For quite some time, obituaries have held a special place in our culture as a unique form of writing, one that valued conciseness and precision. But as newspaper readership has declined, social media has increased our ability to share and connect with one another. It’s also thrown the “rules” of obituaries out the window.
The sticker shock of obituaries is … something. If you’re trying to think of a thing that costs a lot but delivers so little, you probably won’t find a better example than a traditional obituary.
The future of obituaries starts here! Epilogg.com is excited to join forces with vital local media partners like WTIP North Shore Community Radio to ensure that life stories are accessible to ALL.
Many thanks to WCCO’s Laura Oakes for this wonderful segment with Epilogg’s Co-Founder Mary McGreevy on her “Good News” program.
When a family friend recently passed away, my mind went in a million disjointed directions, a bit like my broken heart. But it eventually landed, soothingly, on memories we shared.
In a previous blog, we introduced you to the work of death doulas, aka end of life doulas. Our new friend, Wendy Longacre Brown, shares a bit more about doing legacy work with her clients. Epilogg believes it too: Stories matter. For everyone.
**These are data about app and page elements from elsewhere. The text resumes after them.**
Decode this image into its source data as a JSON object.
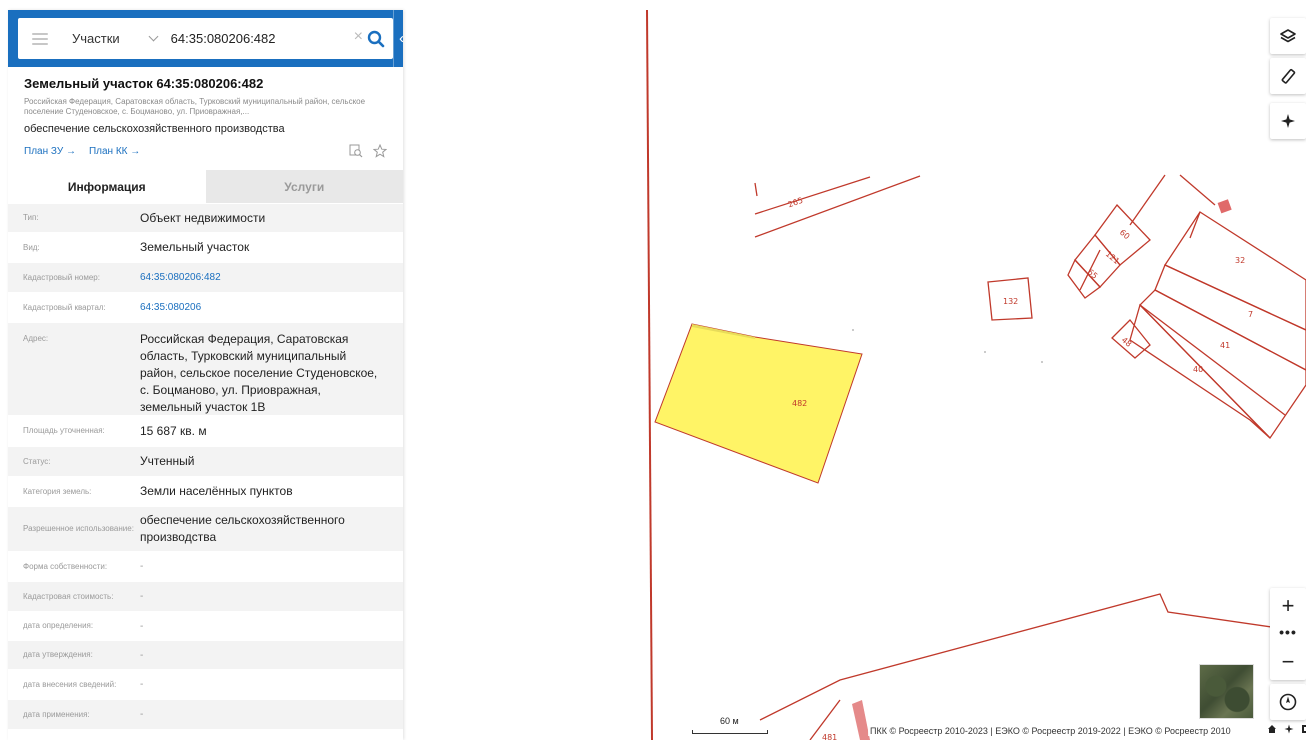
{
  "search": {
    "type_label": "Участки",
    "query": "64:35:080206:482"
  },
  "card": {
    "title": "Земельный участок 64:35:080206:482",
    "address_short": "Российская Федерация, Саратовская область, Турковский муниципальный район, сельское поселение Студеновское, с. Боцманово, ул. Приовражная,...",
    "use": "обеспечение сельскохозяйственного производства",
    "links": [
      "План ЗУ →",
      "План КК →"
    ]
  },
  "tabs": [
    {
      "label": "Информация",
      "active": true
    },
    {
      "label": "Услуги",
      "active": false
    }
  ],
  "info_rows": [
    {
      "label": "Тип:",
      "value": "Объект недвижимости",
      "kind": "text"
    },
    {
      "label": "Вид:",
      "value": "Земельный участок",
      "kind": "text"
    },
    {
      "label": "Кадастровый номер:",
      "value": "64:35:080206:482",
      "kind": "link"
    },
    {
      "label": "Кадастровый квартал:",
      "value": "64:35:080206",
      "kind": "link"
    },
    {
      "label": "Адрес:",
      "value": "Российская Федерация, Саратовская область, Турковский муниципальный район, сельское поселение Студеновское, с. Боцманово, ул. Приовражная, земельный участок 1В",
      "kind": "text"
    },
    {
      "label": "Площадь уточненная:",
      "value": "15 687 кв. м",
      "kind": "text"
    },
    {
      "label": "Статус:",
      "value": "Учтенный",
      "kind": "text"
    },
    {
      "label": "Категория земель:",
      "value": "Земли населённых пунктов",
      "kind": "text"
    },
    {
      "label": "Разрешенное использование:",
      "value": "обеспечение сельскохозяйственного производства",
      "kind": "text"
    },
    {
      "label": "Форма собственности:",
      "value": "-",
      "kind": "dash"
    },
    {
      "label": "Кадастровая стоимость:",
      "value": "-",
      "kind": "dash"
    },
    {
      "label": "дата определения:",
      "value": "-",
      "kind": "dash"
    },
    {
      "label": "дата утверждения:",
      "value": "-",
      "kind": "dash"
    },
    {
      "label": "дата внесения сведений:",
      "value": "-",
      "kind": "dash"
    },
    {
      "label": "дата применения:",
      "value": "-",
      "kind": "dash"
    }
  ],
  "map": {
    "parcel_labels": [
      "482",
      "265",
      "60",
      "121",
      "65",
      "132",
      "32",
      "7",
      "41",
      "40",
      "48",
      "481"
    ],
    "scale_label": "60 м",
    "attribution": "ПКК © Росреестр 2010-2023 | ЕЭКО © Росреестр 2019-2022 | ЕЭКО © Росреестр 2010",
    "zoom_in": "+",
    "zoom_more": "•••",
    "zoom_out": "−"
  },
  "colors": {
    "accent": "#1a6fbf",
    "boundary": "#c0392b",
    "selected_fill": "#fff466"
  },
  "icons": {
    "menu": "menu-icon",
    "search": "search-icon",
    "clear": "clear-icon",
    "layers": "layers-icon",
    "ruler": "ruler-icon",
    "locate": "crosshair-icon",
    "compass": "compass-icon"
  }
}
Step 1: Don’t write an obituary! Create an Epilogg instead. The traditional obituary limits you with only so many words and a tiny black & white image – something that could never show the colorful and complicated lives we want to celebrate. Epilogg helps you bring the life to your tribute. For free.
Educate us! What is a death doula?
A death doula–-also known as an end of life doula–empowers a dying person or their family to create a meaningful transition by providing s emotional, spiritual, physical and educational support. It’s never too early to bring a death doula on, and it’s never too late.
When’s the last time you clicked on or liked an obituary? Exactly. The traditional obituary doesn’t get much attention in our news diet. Doesn’t that feel strange? That someone’s actual life story – told at the moment when it means the most – gets lost in the shuffle of, well, life. The exceptions — the viral obituaries — catch our eyes and hearts because someone went beyond the bulleted list of careers and “survived-bys” to tell a story that’s MORE. More real, more truthful. Even funny. You won’t find any of that in the “how to write an obituary” tips